[PROBLEM DESCRIPTION]: Your answer should hold the data exactly as given, minus any picture.

Records from a data collection
******************************

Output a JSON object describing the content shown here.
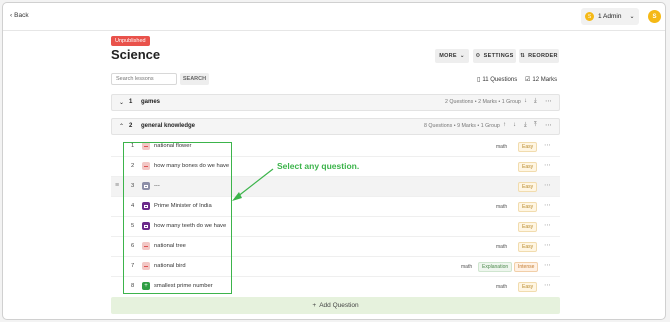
{
  "topbar": {
    "back_label": "Back",
    "admin_label": "1 Admin",
    "admin_dot": "S",
    "avatar_letter": "S"
  },
  "header": {
    "status_badge": "Unpublished",
    "title": "Science",
    "more_label": "MORE",
    "settings_label": "SETTINGS",
    "reorder_label": "REORDER",
    "search_placeholder": "Search lessons",
    "search_button": "SEARCH",
    "questions_stat": "11 Questions",
    "marks_stat": "12 Marks"
  },
  "sections": [
    {
      "num": "1",
      "name": "games",
      "meta": "2 Questions • 2 Marks • 1 Group",
      "expanded": false
    },
    {
      "num": "2",
      "name": "general knowledge",
      "meta": "8 Questions • 9 Marks • 1 Group",
      "expanded": true
    }
  ],
  "questions": [
    {
      "num": "1",
      "text": "national flower",
      "icon": "text-question-icon",
      "tags": [
        "math",
        "Easy"
      ]
    },
    {
      "num": "2",
      "text": "how many bones do we have",
      "icon": "text-question-icon",
      "tags": [
        "Easy"
      ]
    },
    {
      "num": "3",
      "text": "---",
      "icon": "media-question-icon",
      "tags": [
        "Easy"
      ]
    },
    {
      "num": "4",
      "text": "Prime Minister of India",
      "icon": "multiple-choice-icon",
      "tags": [
        "math",
        "Easy"
      ]
    },
    {
      "num": "5",
      "text": "how many teeth do we have",
      "icon": "multiple-choice-icon",
      "tags": [
        "Easy"
      ]
    },
    {
      "num": "6",
      "text": "national tree",
      "icon": "text-question-icon",
      "tags": [
        "math",
        "Easy"
      ]
    },
    {
      "num": "7",
      "text": "national bird",
      "icon": "text-question-icon",
      "tags": [
        "math",
        "Explanation",
        "Intense"
      ]
    },
    {
      "num": "8",
      "text": "smallest prime number",
      "icon": "numeric-question-icon",
      "tags": [
        "math",
        "Easy"
      ]
    }
  ],
  "add_question_label": "Add Question",
  "annotation": {
    "text": "Select any question."
  },
  "colors": {
    "unpublished": "#e9524b",
    "accent_green": "#3cb44b",
    "admin_yellow": "#f5b916",
    "add_question_bg": "#e6f2dd"
  }
}
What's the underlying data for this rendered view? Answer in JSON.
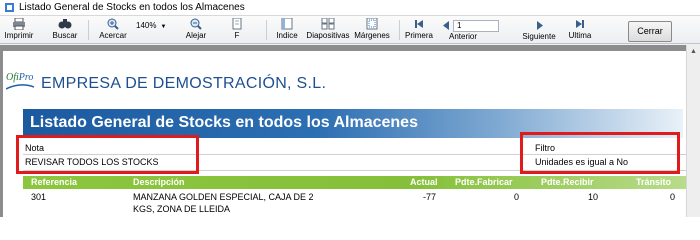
{
  "window": {
    "title": "Listado General de Stocks en todos los Almacenes"
  },
  "toolbar": {
    "imprimir": "Imprimir",
    "buscar": "Buscar",
    "acercar": "Acercar",
    "zoom": "140%",
    "alejar": "Alejar",
    "f": "F",
    "indice": "Indice",
    "diapositivas": "Diapositivas",
    "margenes": "Márgenes",
    "primera": "Primera",
    "anterior": "Anterior",
    "page": "1",
    "siguiente": "Siguiente",
    "ultima": "Ultima",
    "cerrar": "Cerrar"
  },
  "report": {
    "logo": "OfiPro",
    "company": "EMPRESA DE DEMOSTRACIÓN, S.L.",
    "title": "Listado General de Stocks en todos los Almacenes",
    "nota_label": "Nota",
    "nota_value": "REVISAR TODOS LOS STOCKS",
    "filtro_label": "Filtro",
    "filtro_value": "Unidades es igual a No"
  },
  "table": {
    "columns": [
      "Referencia",
      "Descripción",
      "Actual",
      "Pdte.Fabricar",
      "Pdte.Recibir",
      "Tránsito"
    ],
    "rows": [
      {
        "referencia": "301",
        "descripcion_l1": "MANZANA GOLDEN ESPECIAL, CAJA DE 2",
        "descripcion_l2": "KGS, ZONA DE LLEIDA",
        "actual": "-77",
        "pdte_fabricar": "0",
        "pdte_recibir": "10",
        "transito": "0"
      }
    ]
  },
  "colors": {
    "brand_blue": "#1e4f93",
    "header_green": "#8cc63e",
    "highlight_red": "#e01b1b"
  }
}
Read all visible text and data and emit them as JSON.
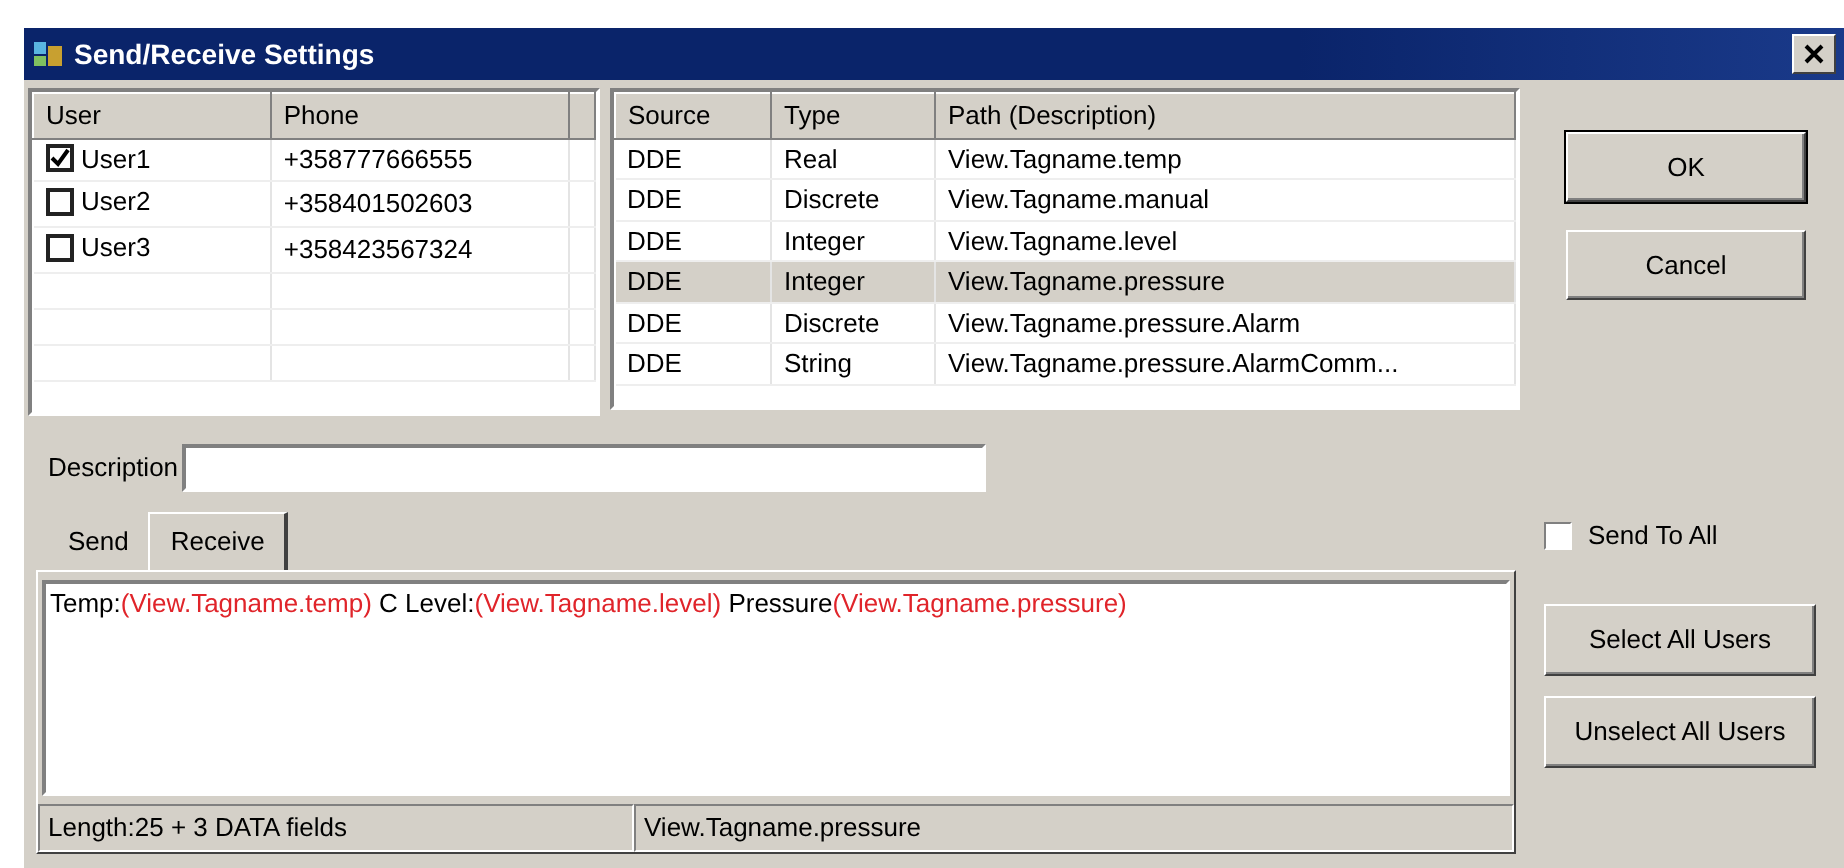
{
  "window": {
    "title": "Send/Receive Settings"
  },
  "users": {
    "columns": [
      "User",
      "Phone"
    ],
    "rows": [
      {
        "name": "User1",
        "phone": "+358777666555",
        "checked": true
      },
      {
        "name": "User2",
        "phone": "+358401502603",
        "checked": false
      },
      {
        "name": "User3",
        "phone": "+358423567324",
        "checked": false
      }
    ]
  },
  "tags": {
    "columns": [
      "Source",
      "Type",
      "Path (Description)"
    ],
    "rows": [
      {
        "source": "DDE",
        "type": "Real",
        "path": "View.Tagname.temp",
        "selected": false
      },
      {
        "source": "DDE",
        "type": "Discrete",
        "path": "View.Tagname.manual",
        "selected": false
      },
      {
        "source": "DDE",
        "type": "Integer",
        "path": "View.Tagname.level",
        "selected": false
      },
      {
        "source": "DDE",
        "type": "Integer",
        "path": "View.Tagname.pressure",
        "selected": true
      },
      {
        "source": "DDE",
        "type": "Discrete",
        "path": "View.Tagname.pressure.Alarm",
        "selected": false
      },
      {
        "source": "DDE",
        "type": "String",
        "path": "View.Tagname.pressure.AlarmComm...",
        "selected": false
      }
    ]
  },
  "buttons": [
    "OK",
    "Cancel"
  ],
  "description": {
    "label": "Description"
  },
  "tabs": [
    {
      "label": "Send",
      "selected": false
    },
    {
      "label": "Receive",
      "selected": true
    }
  ],
  "message": [
    {
      "kind": "text",
      "text": "Temp:"
    },
    {
      "kind": "field",
      "text": "(View.Tagname.temp)"
    },
    {
      "kind": "text",
      "text": "C Level:"
    },
    {
      "kind": "field",
      "text": "(View.Tagname.level)"
    },
    {
      "kind": "text",
      "text": "Pressure"
    },
    {
      "kind": "field",
      "text": "(View.Tagname.pressure)"
    }
  ],
  "status_bar": [
    "Length:25 + 3 DATA fields",
    "View.Tagname.pressure"
  ],
  "send_to_all": {
    "label": "Send To All",
    "checked": false
  },
  "side_buttons": [
    "Select All Users",
    "Unselect All Users"
  ]
}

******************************

[SOLUTION TO THIS EXERCISE]:
Output a JSON object describing the content shown here.
{
  "topbar": {
    "back_label": "Back",
    "admin_label": "1 Admin",
    "admin_dot": "S",
    "avatar_letter": "S"
  },
  "header": {
    "status_badge": "Unpublished",
    "title": "Science",
    "more_label": "MORE",
    "settings_label": "SETTINGS",
    "reorder_label": "REORDER",
    "search_placeholder": "Search lessons",
    "search_button": "SEARCH",
    "questions_stat": "11 Questions",
    "marks_stat": "12 Marks"
  },
  "sections": [
    {
      "num": "1",
      "name": "games",
      "meta": "2 Questions • 2 Marks • 1 Group",
      "expanded": false
    },
    {
      "num": "2",
      "name": "general knowledge",
      "meta": "8 Questions • 9 Marks • 1 Group",
      "expanded": true
    }
  ],
  "questions": [
    {
      "num": "1",
      "text": "national flower",
      "icon": "text-question-icon",
      "tags": [
        "math",
        "Easy"
      ]
    },
    {
      "num": "2",
      "text": "how many bones do we have",
      "icon": "text-question-icon",
      "tags": [
        "Easy"
      ]
    },
    {
      "num": "3",
      "text": "---",
      "icon": "media-question-icon",
      "tags": [
        "Easy"
      ]
    },
    {
      "num": "4",
      "text": "Prime Minister of India",
      "icon": "multiple-choice-icon",
      "tags": [
        "math",
        "Easy"
      ]
    },
    {
      "num": "5",
      "text": "how many teeth do we have",
      "icon": "multiple-choice-icon",
      "tags": [
        "Easy"
      ]
    },
    {
      "num": "6",
      "text": "national tree",
      "icon": "text-question-icon",
      "tags": [
        "math",
        "Easy"
      ]
    },
    {
      "num": "7",
      "text": "national bird",
      "icon": "text-question-icon",
      "tags": [
        "math",
        "Explanation",
        "Intense"
      ]
    },
    {
      "num": "8",
      "text": "smallest prime number",
      "icon": "numeric-question-icon",
      "tags": [
        "math",
        "Easy"
      ]
    }
  ],
  "add_question_label": "Add Question",
  "annotation": {
    "text": "Select any question."
  },
  "colors": {
    "unpublished": "#e9524b",
    "accent_green": "#3cb44b",
    "admin_yellow": "#f5b916",
    "add_question_bg": "#e6f2dd"
  }
}
What's the underlying data for this rendered view? Answer in JSON.
{
  "window": {
    "title": "Listado General de Stocks en todos los Almacenes"
  },
  "toolbar": {
    "imprimir": "Imprimir",
    "buscar": "Buscar",
    "acercar": "Acercar",
    "zoom": "140%",
    "alejar": "Alejar",
    "f": "F",
    "indice": "Indice",
    "diapositivas": "Diapositivas",
    "margenes": "Márgenes",
    "primera": "Primera",
    "anterior": "Anterior",
    "page": "1",
    "siguiente": "Siguiente",
    "ultima": "Ultima",
    "cerrar": "Cerrar"
  },
  "report": {
    "logo": "OfiPro",
    "company": "EMPRESA DE DEMOSTRACIÓN, S.L.",
    "title": "Listado General de Stocks en todos los Almacenes",
    "nota_label": "Nota",
    "nota_value": "REVISAR TODOS LOS STOCKS",
    "filtro_label": "Filtro",
    "filtro_value": "Unidades es igual a No"
  },
  "table": {
    "columns": [
      "Referencia",
      "Descripción",
      "Actual",
      "Pdte.Fabricar",
      "Pdte.Recibir",
      "Tránsito"
    ],
    "rows": [
      {
        "referencia": "301",
        "descripcion_l1": "MANZANA GOLDEN ESPECIAL, CAJA DE 2",
        "descripcion_l2": "KGS, ZONA DE LLEIDA",
        "actual": "-77",
        "pdte_fabricar": "0",
        "pdte_recibir": "10",
        "transito": "0"
      }
    ]
  },
  "colors": {
    "brand_blue": "#1e4f93",
    "header_green": "#8cc63e",
    "highlight_red": "#e01b1b"
  }
}
Read all visible text and data and emit them as JSON.
{
  "window": {
    "title": "Send/Receive Settings"
  },
  "users": {
    "columns": [
      "User",
      "Phone"
    ],
    "rows": [
      {
        "name": "User1",
        "phone": "+358777666555",
        "checked": true
      },
      {
        "name": "User2",
        "phone": "+358401502603",
        "checked": false
      },
      {
        "name": "User3",
        "phone": "+358423567324",
        "checked": false
      }
    ]
  },
  "tags": {
    "columns": [
      "Source",
      "Type",
      "Path (Description)"
    ],
    "rows": [
      {
        "source": "DDE",
        "type": "Real",
        "path": "View.Tagname.temp",
        "selected": false
      },
      {
        "source": "DDE",
        "type": "Discrete",
        "path": "View.Tagname.manual",
        "selected": false
      },
      {
        "source": "DDE",
        "type": "Integer",
        "path": "View.Tagname.level",
        "selected": false
      },
      {
        "source": "DDE",
        "type": "Integer",
        "path": "View.Tagname.pressure",
        "selected": true
      },
      {
        "source": "DDE",
        "type": "Discrete",
        "path": "View.Tagname.pressure.Alarm",
        "selected": false
      },
      {
        "source": "DDE",
        "type": "String",
        "path": "View.Tagname.pressure.AlarmComm...",
        "selected": false
      }
    ]
  },
  "buttons": [
    "OK",
    "Cancel"
  ],
  "description": {
    "label": "Description"
  },
  "tabs": [
    {
      "label": "Send",
      "selected": false
    },
    {
      "label": "Receive",
      "selected": true
    }
  ],
  "message": [
    {
      "kind": "text",
      "text": "Temp:"
    },
    {
      "kind": "field",
      "text": "(View.Tagname.temp)"
    },
    {
      "kind": "text",
      "text": "C Level:"
    },
    {
      "kind": "field",
      "text": "(View.Tagname.level)"
    },
    {
      "kind": "text",
      "text": "Pressure"
    },
    {
      "kind": "field",
      "text": "(View.Tagname.pressure)"
    }
  ],
  "status_bar": [
    "Length:25 + 3 DATA fields",
    "View.Tagname.pressure"
  ],
  "send_to_all": {
    "label": "Send To All",
    "checked": false
  },
  "side_buttons": [
    "Select All Users",
    "Unselect All Users"
  ]
}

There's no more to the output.